“Don’t you think that with war all but inevitable, and with Sunken Harbor’s relative proximity to the Melding, it may not be the best idea to keep these tournaments going here?”
“What would you have them do,” Hubiak asks. “Run up north to the Dump? Build something near Copa? People want holmgang for the exact reason you just pointed out – war is coming. This is an escape; a fun distraction that keeps our minds off the fact that we could be overrun at any moment with almost nothing to be done to stop it.”
Hubiak stands up on her seat, arms stretched out to the sides as she takes in the view.
“Look around you, Manny! You have hundreds – thousands – of people who are out to have a good time and take their minds off of life. This is what holmgang is. It’s an escape, a--”
“Sit down!” shouts the middle-aged man sitting behind us. Hubiak looks around briefly to find several sets of eyes glaring up at her, and promptly plops herself back in her seat.
“My point is that holmgang is a small sliver of normalcy in this world. Are we scared? Sure, most of us are. But we keep it buried – after all, what’s fear and freaking out going to do to help except make us tired and weary whenever the shoe does drop?”
“You make a good point,” I concede. “I just wonder why, if worried about the Chosen, people turn to a gladiatorial bloodsport for entert--”
“It’s not a bloodsport,” Hubiak interrupts, quite impassioned. “There are rules and regulations, safety precautions to keep the combatants out of harm’s way. holmgang isn’t about brutality; it’s about competition, about the elegance of piloting a battleframe, and the cunning to get the drop on your enemy. It is brute force and flowing grace.”

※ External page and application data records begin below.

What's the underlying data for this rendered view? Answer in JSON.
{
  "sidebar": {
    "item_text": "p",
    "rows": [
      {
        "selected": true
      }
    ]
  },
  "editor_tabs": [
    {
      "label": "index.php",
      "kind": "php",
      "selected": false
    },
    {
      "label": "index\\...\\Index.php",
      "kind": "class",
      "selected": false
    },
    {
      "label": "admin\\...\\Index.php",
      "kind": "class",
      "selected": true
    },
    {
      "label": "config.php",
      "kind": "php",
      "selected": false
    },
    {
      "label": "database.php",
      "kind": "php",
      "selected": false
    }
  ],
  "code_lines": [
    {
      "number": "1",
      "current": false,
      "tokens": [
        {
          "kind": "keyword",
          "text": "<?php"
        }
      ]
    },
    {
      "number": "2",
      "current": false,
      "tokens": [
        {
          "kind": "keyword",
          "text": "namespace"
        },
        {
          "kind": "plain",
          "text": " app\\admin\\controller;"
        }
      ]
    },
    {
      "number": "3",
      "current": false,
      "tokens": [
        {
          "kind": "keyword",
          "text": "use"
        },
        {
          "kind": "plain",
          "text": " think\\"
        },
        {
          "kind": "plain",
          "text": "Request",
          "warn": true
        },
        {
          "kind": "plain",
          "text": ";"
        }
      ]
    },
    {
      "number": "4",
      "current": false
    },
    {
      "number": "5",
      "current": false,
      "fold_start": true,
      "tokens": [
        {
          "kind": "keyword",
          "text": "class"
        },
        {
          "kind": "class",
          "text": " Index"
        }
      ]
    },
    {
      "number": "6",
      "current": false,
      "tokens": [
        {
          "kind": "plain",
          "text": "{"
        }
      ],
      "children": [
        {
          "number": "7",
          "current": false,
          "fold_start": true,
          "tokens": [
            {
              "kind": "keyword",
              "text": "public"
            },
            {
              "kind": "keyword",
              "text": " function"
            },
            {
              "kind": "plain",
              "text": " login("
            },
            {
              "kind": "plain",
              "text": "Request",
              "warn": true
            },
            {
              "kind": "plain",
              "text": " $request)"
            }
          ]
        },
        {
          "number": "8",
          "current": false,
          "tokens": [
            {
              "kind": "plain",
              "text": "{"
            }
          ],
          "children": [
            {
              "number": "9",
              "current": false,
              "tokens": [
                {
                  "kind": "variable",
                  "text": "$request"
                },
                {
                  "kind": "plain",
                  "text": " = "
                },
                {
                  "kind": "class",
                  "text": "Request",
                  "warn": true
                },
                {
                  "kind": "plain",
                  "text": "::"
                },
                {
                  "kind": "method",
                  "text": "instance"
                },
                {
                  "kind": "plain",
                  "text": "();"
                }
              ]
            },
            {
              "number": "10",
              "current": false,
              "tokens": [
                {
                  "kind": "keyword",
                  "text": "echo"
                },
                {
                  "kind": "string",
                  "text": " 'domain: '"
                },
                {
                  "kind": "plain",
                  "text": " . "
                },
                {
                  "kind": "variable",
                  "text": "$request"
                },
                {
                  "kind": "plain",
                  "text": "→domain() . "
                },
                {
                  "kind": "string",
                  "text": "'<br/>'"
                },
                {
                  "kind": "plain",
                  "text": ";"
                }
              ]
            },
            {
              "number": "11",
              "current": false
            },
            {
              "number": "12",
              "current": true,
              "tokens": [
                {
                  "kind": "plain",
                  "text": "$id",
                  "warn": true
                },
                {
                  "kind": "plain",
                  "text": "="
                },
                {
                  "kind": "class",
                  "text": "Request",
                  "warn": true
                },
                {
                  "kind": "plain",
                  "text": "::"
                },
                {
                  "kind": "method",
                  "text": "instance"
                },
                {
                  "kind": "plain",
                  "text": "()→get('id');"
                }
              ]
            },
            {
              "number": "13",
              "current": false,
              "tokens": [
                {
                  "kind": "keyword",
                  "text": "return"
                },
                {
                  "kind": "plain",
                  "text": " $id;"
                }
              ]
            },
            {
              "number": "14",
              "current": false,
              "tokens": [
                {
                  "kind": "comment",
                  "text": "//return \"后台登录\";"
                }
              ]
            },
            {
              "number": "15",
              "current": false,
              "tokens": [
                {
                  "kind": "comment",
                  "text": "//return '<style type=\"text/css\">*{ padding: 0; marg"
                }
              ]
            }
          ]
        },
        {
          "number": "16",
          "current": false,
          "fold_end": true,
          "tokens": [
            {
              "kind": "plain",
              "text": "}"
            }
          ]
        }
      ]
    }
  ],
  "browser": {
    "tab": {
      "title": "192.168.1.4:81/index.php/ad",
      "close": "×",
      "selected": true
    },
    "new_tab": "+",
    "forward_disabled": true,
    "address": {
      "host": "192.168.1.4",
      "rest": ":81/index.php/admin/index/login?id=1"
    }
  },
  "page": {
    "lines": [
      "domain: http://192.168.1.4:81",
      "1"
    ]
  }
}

"And the head stomp!" A drunken voice behind us shouts. Hubiak snaps her head around to him and stares the drunken patron down until he returns his attention to his Wiki Whacker.
“And what about these underground leagues I’ve heard rumblings about?”
“Pathetic,” Hubiak scoffs. “It should be illegal. A bunch of self-serving machismo types who want to prove their superiority. The problem, besides the obvious loss of human life, is that it serves no practical purpose. The person that winds up winning has nobody to brag to because the poor sod that loses is dead, and because lethal holmgang is generally frowned on by the public the winner has nobody to brag to about his prowess. That’s why most lethal matches wind up being grudges between feuding gangs, or kids who don’t know anything about anything thinking they’re hot shi--”
“I seem to have hit a nerve,” I interject. She stops to shoot me a grimace.
We pause to listen to the announcer introduce the teams. Most of the names I don’t recognize: “Machado”, “Danny the Pale”, and the like. Then they introduce Mustang, and the crowd goes wild as he jets to the very center of the map, to the very top of a ship mast. He blows kisses to the crowd, as the other holmgangers look on – obviously unimpressed by his antics.
“Okay, Elissa,” I say to her. “I think I understand where you’re coming from. I do have one more question, though.”
“…where did they find a pirate ship?”
The match itself is a lopsided beatdown, ending in a score of 25-9. Of course Mustang’s team won, and afterward we were treated to a display of showboating that was both eclectic and intricate. It’s obvious that Mustang has this routine planned out. But I’d be lying if I said it wasn’t one of finer examples of entertaining showmanship that I have ever seen.
This is a very small portrait of Sunken Harbor, of course. Beneath the glitz and glam of the stadium’s neon lights is a darker undercurrent of gambling, narcotics, and crime. Thanks to an anonymous tip from a local con artist and informant, I’ve learned where many of them are hiding out. Against my own better judgment, I think I’ll pay the place a visit…